REQUIREMENT: Your task is to copy each line of the listing that contains the word "title".

DATA PROVIDED:
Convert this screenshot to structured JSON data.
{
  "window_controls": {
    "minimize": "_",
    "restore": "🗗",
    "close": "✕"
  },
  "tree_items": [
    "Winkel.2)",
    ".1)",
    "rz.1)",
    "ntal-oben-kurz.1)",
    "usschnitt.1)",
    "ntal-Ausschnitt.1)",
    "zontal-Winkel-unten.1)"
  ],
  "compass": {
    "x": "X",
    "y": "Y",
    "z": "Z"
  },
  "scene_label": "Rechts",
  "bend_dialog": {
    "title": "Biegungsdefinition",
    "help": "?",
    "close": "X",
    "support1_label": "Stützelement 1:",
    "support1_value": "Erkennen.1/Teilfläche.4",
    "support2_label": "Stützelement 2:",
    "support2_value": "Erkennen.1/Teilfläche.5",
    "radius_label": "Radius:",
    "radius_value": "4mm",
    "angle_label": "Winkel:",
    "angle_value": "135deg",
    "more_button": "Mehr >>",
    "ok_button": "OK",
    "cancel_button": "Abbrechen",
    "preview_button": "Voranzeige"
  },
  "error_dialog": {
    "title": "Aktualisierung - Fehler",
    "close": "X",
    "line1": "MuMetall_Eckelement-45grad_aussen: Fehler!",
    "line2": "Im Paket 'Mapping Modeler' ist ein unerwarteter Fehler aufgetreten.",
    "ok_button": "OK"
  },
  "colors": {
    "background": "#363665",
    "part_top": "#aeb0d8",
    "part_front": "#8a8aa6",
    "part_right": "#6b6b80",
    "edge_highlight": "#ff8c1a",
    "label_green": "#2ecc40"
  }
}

WRITTEN REPLY:
    "title": "Biegungsdefinition",
    "title": "Aktualisierung - Fehler",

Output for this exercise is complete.